Sunday, March 13, 2011

Movie Monday #1: Never Let Me Go, Kazuo Ishiguro

Welcome to the first official segment from Reading Loves! Watching movies based on books I've enjoyed is always fun for conversation, especially with my husband who doesn't read. I find myself going through the differences, what was left out, changes in mood, etc even though I'm positive he's only humoring my interests! Now, you can be subjected to it also!

Very different fromThe Remains of the Day. I also appreciate that Ishiguro didn't take the extreme,Oryx and Crake route with this plot. It did, however, feel more like a slow build up in a 'M. Night Shyamalan's The Village' kind of way... OK, so reviewing this novel without giving anything away is difficult. 

Ishiguro is still very delicate with his prose style, even if I do agree with other reviewers that it's sort of a tease to haze over the many interesting questions and issues that a concept like this stirs up. In other instances though, I've been known to appreciate it when the author leads you in a particular direction but allows the reader to make of it what they will. I guess Margaret Atwood makes me lazy. 

Ishiguro's novel doesn't even come close to scaring the reader as much as Atwood or Huxley do, because he barely scratches the surface; and it's pretty apparent by the aforementioned delicate prose that he does in fact intend this to be the case. I love how colloquial the protagonist Kathy is in her anecdotes, but she's not a very strong voice for such a heavy concept. I suppose the showcase of the novel wasn't supposed to be those ethical questions brought up by the "sci-fi" element, but more so a truly unique look at uncertainty whilst growing up.

The screenplay for the film by Alex Garland certainly seemed to angle the focus of the movie in that direction. The colors in the film were so beautifully muted, it really did have a gray, unknowable feeling. 

Kathy's final narration before the credits was quite beautiful: "I  remind myself I was lucky to have had any time with him at all. What I'm not sure about, is if our lives have been so different from the lives of the people we save. We all complete. Maybe none of us really understand what we've lived through, or feel we've had enough time."

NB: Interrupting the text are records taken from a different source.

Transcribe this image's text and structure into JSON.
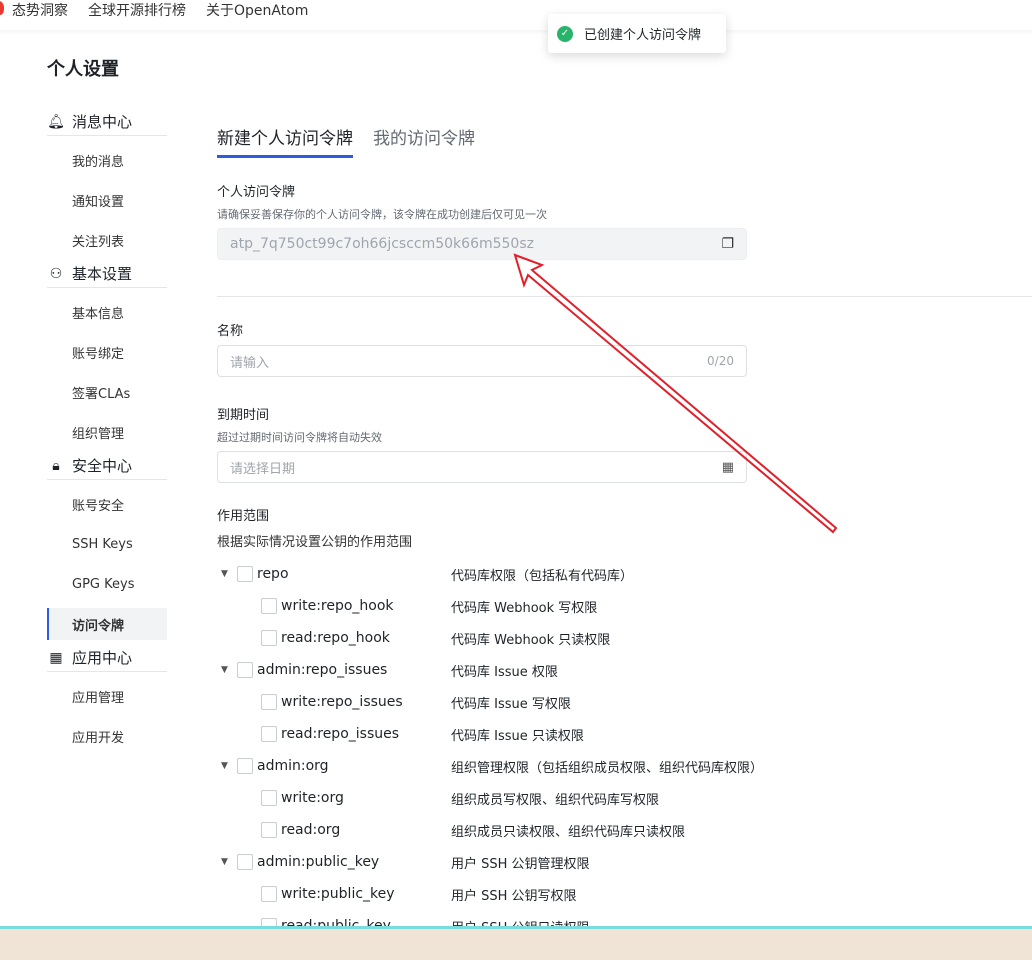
{
  "topnav": {
    "items": [
      "态势洞察",
      "全球开源排行榜",
      "关于OpenAtom"
    ]
  },
  "toast": {
    "message": "已创建个人访问令牌",
    "icon": "check-circle-icon",
    "color": "#27b36a"
  },
  "page_title": "个人设置",
  "sidebar": [
    {
      "title": "消息中心",
      "icon": "bell-icon",
      "items": [
        "我的消息",
        "通知设置",
        "关注列表"
      ]
    },
    {
      "title": "基本设置",
      "icon": "user-icon",
      "items": [
        "基本信息",
        "账号绑定",
        "签署CLAs",
        "组织管理"
      ]
    },
    {
      "title": "安全中心",
      "icon": "lock-icon",
      "items": [
        "账号安全",
        "SSH Keys",
        "GPG Keys",
        "访问令牌"
      ]
    },
    {
      "title": "应用中心",
      "icon": "apps-icon",
      "items": [
        "应用管理",
        "应用开发"
      ]
    }
  ],
  "active_item": "访问令牌",
  "tabs": [
    "新建个人访问令牌",
    "我的访问令牌"
  ],
  "token": {
    "label": "个人访问令牌",
    "hint": "请确保妥善保存你的个人访问令牌，该令牌在成功创建后仅可见一次",
    "value": "atp_7q750ct99c7oh66jcsccm50k66m550sz"
  },
  "name": {
    "label": "名称",
    "placeholder": "请输入",
    "count": "0/20"
  },
  "expiry": {
    "label": "到期时间",
    "hint": "超过过期时间访问令牌将自动失效",
    "placeholder": "请选择日期"
  },
  "scope": {
    "label": "作用范围",
    "hint": "根据实际情况设置公钥的作用范围",
    "rows": [
      {
        "name": "repo",
        "desc": "代码库权限（包括私有代码库）",
        "parent": true
      },
      {
        "name": "write:repo_hook",
        "desc": "代码库 Webhook 写权限"
      },
      {
        "name": "read:repo_hook",
        "desc": "代码库 Webhook 只读权限"
      },
      {
        "name": "admin:repo_issues",
        "desc": "代码库 Issue 权限",
        "parent": true
      },
      {
        "name": "write:repo_issues",
        "desc": "代码库 Issue 写权限"
      },
      {
        "name": "read:repo_issues",
        "desc": "代码库 Issue 只读权限"
      },
      {
        "name": "admin:org",
        "desc": "组织管理权限（包括组织成员权限、组织代码库权限）",
        "parent": true
      },
      {
        "name": "write:org",
        "desc": "组织成员写权限、组织代码库写权限"
      },
      {
        "name": "read:org",
        "desc": "组织成员只读权限、组织代码库只读权限"
      },
      {
        "name": "admin:public_key",
        "desc": "用户 SSH 公钥管理权限",
        "parent": true
      },
      {
        "name": "write:public_key",
        "desc": "用户 SSH 公钥写权限"
      },
      {
        "name": "read:public_key",
        "desc": "用户 SSH 公钥只读权限"
      }
    ]
  },
  "annotation_color": "#e0202a"
}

Some scenes felt a little disconnected from the whole of the film. I feel like the only reason they included Kathy's tape in the movie was to explain the title; it really didn't do much for Kathy and Ruth's relationship, as the movie didn't have time to dive into it until Ruth created a love-triangle. 

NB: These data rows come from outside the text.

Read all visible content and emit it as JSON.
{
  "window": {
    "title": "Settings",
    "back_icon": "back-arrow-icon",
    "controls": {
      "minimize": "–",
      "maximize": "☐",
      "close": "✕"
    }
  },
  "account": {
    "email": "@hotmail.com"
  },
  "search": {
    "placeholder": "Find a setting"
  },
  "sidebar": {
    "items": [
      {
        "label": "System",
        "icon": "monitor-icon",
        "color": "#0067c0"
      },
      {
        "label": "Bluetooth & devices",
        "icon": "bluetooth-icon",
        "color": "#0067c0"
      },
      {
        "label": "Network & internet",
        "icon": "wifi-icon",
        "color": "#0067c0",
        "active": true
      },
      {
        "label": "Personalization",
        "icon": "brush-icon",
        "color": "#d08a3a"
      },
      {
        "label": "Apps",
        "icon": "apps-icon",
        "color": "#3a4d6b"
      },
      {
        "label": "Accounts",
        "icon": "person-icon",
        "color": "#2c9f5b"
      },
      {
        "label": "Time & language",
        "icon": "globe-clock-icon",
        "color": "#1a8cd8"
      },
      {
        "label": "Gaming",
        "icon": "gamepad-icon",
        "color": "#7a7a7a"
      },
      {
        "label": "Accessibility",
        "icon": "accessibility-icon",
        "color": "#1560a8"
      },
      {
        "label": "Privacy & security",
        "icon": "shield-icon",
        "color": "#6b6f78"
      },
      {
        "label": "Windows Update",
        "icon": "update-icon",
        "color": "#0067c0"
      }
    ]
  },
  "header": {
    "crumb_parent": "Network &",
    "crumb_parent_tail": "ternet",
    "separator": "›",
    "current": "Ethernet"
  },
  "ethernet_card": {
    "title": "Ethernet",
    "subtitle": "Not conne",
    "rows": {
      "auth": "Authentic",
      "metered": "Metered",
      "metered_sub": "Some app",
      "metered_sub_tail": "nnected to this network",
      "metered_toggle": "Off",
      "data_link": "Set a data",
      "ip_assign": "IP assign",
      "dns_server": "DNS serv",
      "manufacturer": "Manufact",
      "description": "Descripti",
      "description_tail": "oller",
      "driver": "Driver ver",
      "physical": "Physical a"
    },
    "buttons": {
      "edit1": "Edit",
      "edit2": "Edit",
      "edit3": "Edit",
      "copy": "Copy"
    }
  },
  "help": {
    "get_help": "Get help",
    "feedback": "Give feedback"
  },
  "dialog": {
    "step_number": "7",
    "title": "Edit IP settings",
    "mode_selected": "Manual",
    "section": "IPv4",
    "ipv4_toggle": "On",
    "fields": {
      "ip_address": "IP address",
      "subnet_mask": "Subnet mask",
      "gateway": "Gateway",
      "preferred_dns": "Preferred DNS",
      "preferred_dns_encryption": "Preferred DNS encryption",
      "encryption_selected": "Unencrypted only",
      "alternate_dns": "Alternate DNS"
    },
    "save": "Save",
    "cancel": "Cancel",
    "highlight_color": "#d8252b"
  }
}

Also, the book was far less explicit about what was up with Hailsham than the movie was. Miss Lucy sort of let the cat out of the bag quick in the film.

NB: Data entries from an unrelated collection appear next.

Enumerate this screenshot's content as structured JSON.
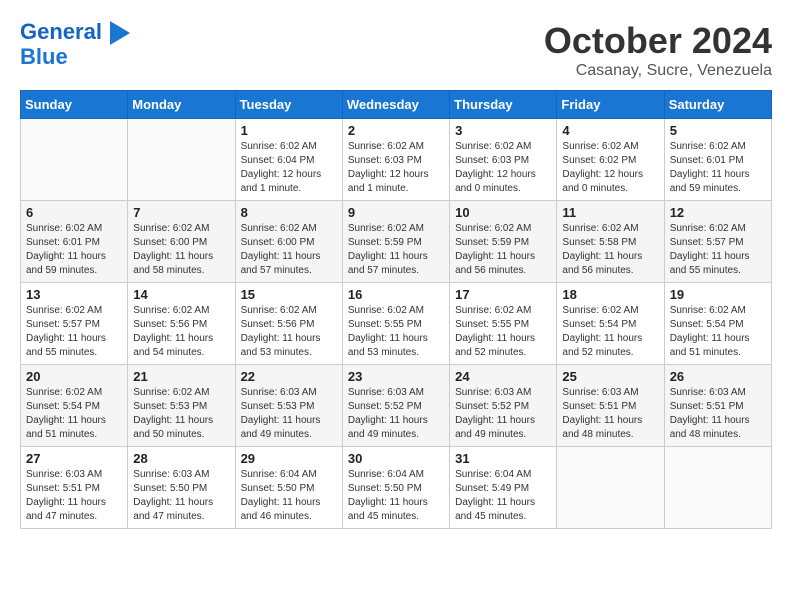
{
  "header": {
    "logo_line1": "General",
    "logo_line2": "Blue",
    "month": "October 2024",
    "location": "Casanay, Sucre, Venezuela"
  },
  "days_of_week": [
    "Sunday",
    "Monday",
    "Tuesday",
    "Wednesday",
    "Thursday",
    "Friday",
    "Saturday"
  ],
  "weeks": [
    [
      {
        "day": "",
        "empty": true
      },
      {
        "day": "",
        "empty": true
      },
      {
        "day": "1",
        "sunrise": "6:02 AM",
        "sunset": "6:04 PM",
        "daylight": "12 hours and 1 minute."
      },
      {
        "day": "2",
        "sunrise": "6:02 AM",
        "sunset": "6:03 PM",
        "daylight": "12 hours and 1 minute."
      },
      {
        "day": "3",
        "sunrise": "6:02 AM",
        "sunset": "6:03 PM",
        "daylight": "12 hours and 0 minutes."
      },
      {
        "day": "4",
        "sunrise": "6:02 AM",
        "sunset": "6:02 PM",
        "daylight": "12 hours and 0 minutes."
      },
      {
        "day": "5",
        "sunrise": "6:02 AM",
        "sunset": "6:01 PM",
        "daylight": "11 hours and 59 minutes."
      }
    ],
    [
      {
        "day": "6",
        "sunrise": "6:02 AM",
        "sunset": "6:01 PM",
        "daylight": "11 hours and 59 minutes."
      },
      {
        "day": "7",
        "sunrise": "6:02 AM",
        "sunset": "6:00 PM",
        "daylight": "11 hours and 58 minutes."
      },
      {
        "day": "8",
        "sunrise": "6:02 AM",
        "sunset": "6:00 PM",
        "daylight": "11 hours and 57 minutes."
      },
      {
        "day": "9",
        "sunrise": "6:02 AM",
        "sunset": "5:59 PM",
        "daylight": "11 hours and 57 minutes."
      },
      {
        "day": "10",
        "sunrise": "6:02 AM",
        "sunset": "5:59 PM",
        "daylight": "11 hours and 56 minutes."
      },
      {
        "day": "11",
        "sunrise": "6:02 AM",
        "sunset": "5:58 PM",
        "daylight": "11 hours and 56 minutes."
      },
      {
        "day": "12",
        "sunrise": "6:02 AM",
        "sunset": "5:57 PM",
        "daylight": "11 hours and 55 minutes."
      }
    ],
    [
      {
        "day": "13",
        "sunrise": "6:02 AM",
        "sunset": "5:57 PM",
        "daylight": "11 hours and 55 minutes."
      },
      {
        "day": "14",
        "sunrise": "6:02 AM",
        "sunset": "5:56 PM",
        "daylight": "11 hours and 54 minutes."
      },
      {
        "day": "15",
        "sunrise": "6:02 AM",
        "sunset": "5:56 PM",
        "daylight": "11 hours and 53 minutes."
      },
      {
        "day": "16",
        "sunrise": "6:02 AM",
        "sunset": "5:55 PM",
        "daylight": "11 hours and 53 minutes."
      },
      {
        "day": "17",
        "sunrise": "6:02 AM",
        "sunset": "5:55 PM",
        "daylight": "11 hours and 52 minutes."
      },
      {
        "day": "18",
        "sunrise": "6:02 AM",
        "sunset": "5:54 PM",
        "daylight": "11 hours and 52 minutes."
      },
      {
        "day": "19",
        "sunrise": "6:02 AM",
        "sunset": "5:54 PM",
        "daylight": "11 hours and 51 minutes."
      }
    ],
    [
      {
        "day": "20",
        "sunrise": "6:02 AM",
        "sunset": "5:54 PM",
        "daylight": "11 hours and 51 minutes."
      },
      {
        "day": "21",
        "sunrise": "6:02 AM",
        "sunset": "5:53 PM",
        "daylight": "11 hours and 50 minutes."
      },
      {
        "day": "22",
        "sunrise": "6:03 AM",
        "sunset": "5:53 PM",
        "daylight": "11 hours and 49 minutes."
      },
      {
        "day": "23",
        "sunrise": "6:03 AM",
        "sunset": "5:52 PM",
        "daylight": "11 hours and 49 minutes."
      },
      {
        "day": "24",
        "sunrise": "6:03 AM",
        "sunset": "5:52 PM",
        "daylight": "11 hours and 49 minutes."
      },
      {
        "day": "25",
        "sunrise": "6:03 AM",
        "sunset": "5:51 PM",
        "daylight": "11 hours and 48 minutes."
      },
      {
        "day": "26",
        "sunrise": "6:03 AM",
        "sunset": "5:51 PM",
        "daylight": "11 hours and 48 minutes."
      }
    ],
    [
      {
        "day": "27",
        "sunrise": "6:03 AM",
        "sunset": "5:51 PM",
        "daylight": "11 hours and 47 minutes."
      },
      {
        "day": "28",
        "sunrise": "6:03 AM",
        "sunset": "5:50 PM",
        "daylight": "11 hours and 47 minutes."
      },
      {
        "day": "29",
        "sunrise": "6:04 AM",
        "sunset": "5:50 PM",
        "daylight": "11 hours and 46 minutes."
      },
      {
        "day": "30",
        "sunrise": "6:04 AM",
        "sunset": "5:50 PM",
        "daylight": "11 hours and 45 minutes."
      },
      {
        "day": "31",
        "sunrise": "6:04 AM",
        "sunset": "5:49 PM",
        "daylight": "11 hours and 45 minutes."
      },
      {
        "day": "",
        "empty": true
      },
      {
        "day": "",
        "empty": true
      }
    ]
  ],
  "labels": {
    "sunrise_prefix": "Sunrise: ",
    "sunset_prefix": "Sunset: ",
    "daylight_prefix": "Daylight: "
  }
}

All told, I enjoyed the film; it didn't change anything substantial. It evoked just the quiet, thoughtfulness that Ishiguro's novel did.

Never Let Me Go, Kazuo Ishiguro
ISBN: 1400078776  

1 comment:

  1. I haven't watched this movie yet. I just might have to now. :-)